Listed records:
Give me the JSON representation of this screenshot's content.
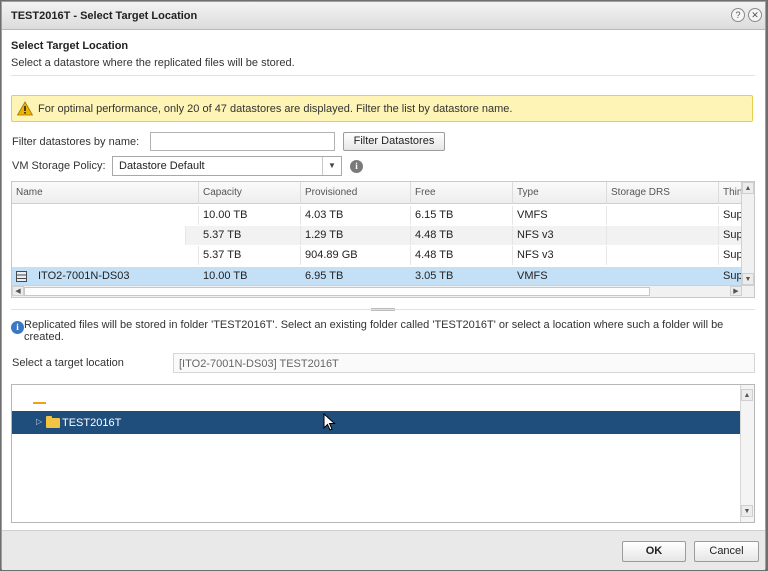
{
  "window": {
    "title": "TEST2016T - Select Target Location",
    "help_glyph": "?",
    "close_glyph": "✕"
  },
  "header": {
    "title": "Select Target Location",
    "subtitle": "Select a datastore where the replicated files will be stored."
  },
  "warning": {
    "text": "For optimal performance, only 20 of 47 datastores are displayed. Filter the list by datastore name.",
    "icon": "warning-icon"
  },
  "filter": {
    "label": "Filter datastores by name:",
    "value": "",
    "button_label": "Filter Datastores"
  },
  "policy": {
    "label": "VM Storage Policy:",
    "selected": "Datastore Default",
    "arrow": "▼",
    "info_glyph": "i"
  },
  "grid": {
    "columns": [
      "Name",
      "Capacity",
      "Provisioned",
      "Free",
      "Type",
      "Storage DRS",
      "Thin"
    ],
    "rows": [
      {
        "name": "",
        "capacity": "10.00 TB",
        "provisioned": "4.03 TB",
        "free": "6.15 TB",
        "type": "VMFS",
        "drs": "",
        "thin": "Sup"
      },
      {
        "name": "",
        "capacity": "5.37 TB",
        "provisioned": "1.29 TB",
        "free": "4.48 TB",
        "type": "NFS v3",
        "drs": "",
        "thin": "Sup"
      },
      {
        "name": "",
        "capacity": "5.37 TB",
        "provisioned": "904.89 GB",
        "free": "4.48 TB",
        "type": "NFS v3",
        "drs": "",
        "thin": "Sup"
      },
      {
        "name": "ITO2-7001N-DS03",
        "capacity": "10.00 TB",
        "provisioned": "6.95 TB",
        "free": "3.05 TB",
        "type": "VMFS",
        "drs": "",
        "thin": "Sup"
      }
    ],
    "selected_index": 3
  },
  "note": {
    "text": "Replicated files will be stored in folder 'TEST2016T'. Select an existing folder called 'TEST2016T' or select a location where such a folder will be created."
  },
  "target": {
    "label": "Select a target location",
    "value": "[ITO2-7001N-DS03] TEST2016T"
  },
  "tree": {
    "items": [
      {
        "label": "TEST2016T",
        "expander": "▷",
        "selected": true
      }
    ]
  },
  "footer": {
    "ok_label": "OK",
    "cancel_label": "Cancel"
  },
  "colors": {
    "selection_row": "#c4e0f7",
    "tree_selection": "#1f4d7c",
    "warning_bg": "#fdf4b6",
    "folder": "#f3c441"
  }
}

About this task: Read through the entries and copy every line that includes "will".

Answer to the problem:
    "subtitle": "Select a datastore where the replicated files will be stored."
    "text": "Replicated files will be stored in folder 'TEST2016T'. Select an existing folder called 'TEST2016T' or select a location where such a folder will be created."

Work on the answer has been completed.